╭─ SUPPLIED DATA

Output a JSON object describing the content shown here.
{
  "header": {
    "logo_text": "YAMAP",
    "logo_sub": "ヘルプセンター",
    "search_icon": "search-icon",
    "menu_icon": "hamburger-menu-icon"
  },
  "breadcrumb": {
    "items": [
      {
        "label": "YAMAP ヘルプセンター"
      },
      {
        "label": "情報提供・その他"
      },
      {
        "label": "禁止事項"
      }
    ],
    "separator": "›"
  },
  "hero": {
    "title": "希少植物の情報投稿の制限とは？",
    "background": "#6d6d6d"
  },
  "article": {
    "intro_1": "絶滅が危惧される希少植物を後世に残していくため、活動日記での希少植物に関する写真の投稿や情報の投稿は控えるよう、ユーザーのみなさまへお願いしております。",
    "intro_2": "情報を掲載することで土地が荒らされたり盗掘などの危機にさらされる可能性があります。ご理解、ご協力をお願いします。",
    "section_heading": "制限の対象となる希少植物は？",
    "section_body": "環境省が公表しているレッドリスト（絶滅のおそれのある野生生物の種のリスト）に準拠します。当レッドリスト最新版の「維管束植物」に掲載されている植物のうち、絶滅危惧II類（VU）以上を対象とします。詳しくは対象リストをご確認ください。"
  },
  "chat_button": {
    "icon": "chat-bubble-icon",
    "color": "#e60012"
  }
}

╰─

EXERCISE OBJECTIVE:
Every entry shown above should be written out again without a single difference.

FINISHED EXERCISE:
Output a JSON object describing the content shown here.
{
  "header": {
    "logo_text": "YAMAP",
    "logo_sub": "ヘルプセンター",
    "search_icon": "search-icon",
    "menu_icon": "hamburger-menu-icon"
  },
  "breadcrumb": {
    "items": [
      {
        "label": "YAMAP ヘルプセンター"
      },
      {
        "label": "情報提供・その他"
      },
      {
        "label": "禁止事項"
      }
    ],
    "separator": "›"
  },
  "hero": {
    "title": "希少植物の情報投稿の制限とは？",
    "background": "#6d6d6d"
  },
  "article": {
    "intro_1": "絶滅が危惧される希少植物を後世に残していくため、活動日記での希少植物に関する写真の投稿や情報の投稿は控えるよう、ユーザーのみなさまへお願いしております。",
    "intro_2": "情報を掲載することで土地が荒らされたり盗掘などの危機にさらされる可能性があります。ご理解、ご協力をお願いします。",
    "section_heading": "制限の対象となる希少植物は？",
    "section_body": "環境省が公表しているレッドリスト（絶滅のおそれのある野生生物の種のリスト）に準拠します。当レッドリスト最新版の「維管束植物」に掲載されている植物のうち、絶滅危惧II類（VU）以上を対象とします。詳しくは対象リストをご確認ください。"
  },
  "chat_button": {
    "icon": "chat-bubble-icon",
    "color": "#e60012"
  }
}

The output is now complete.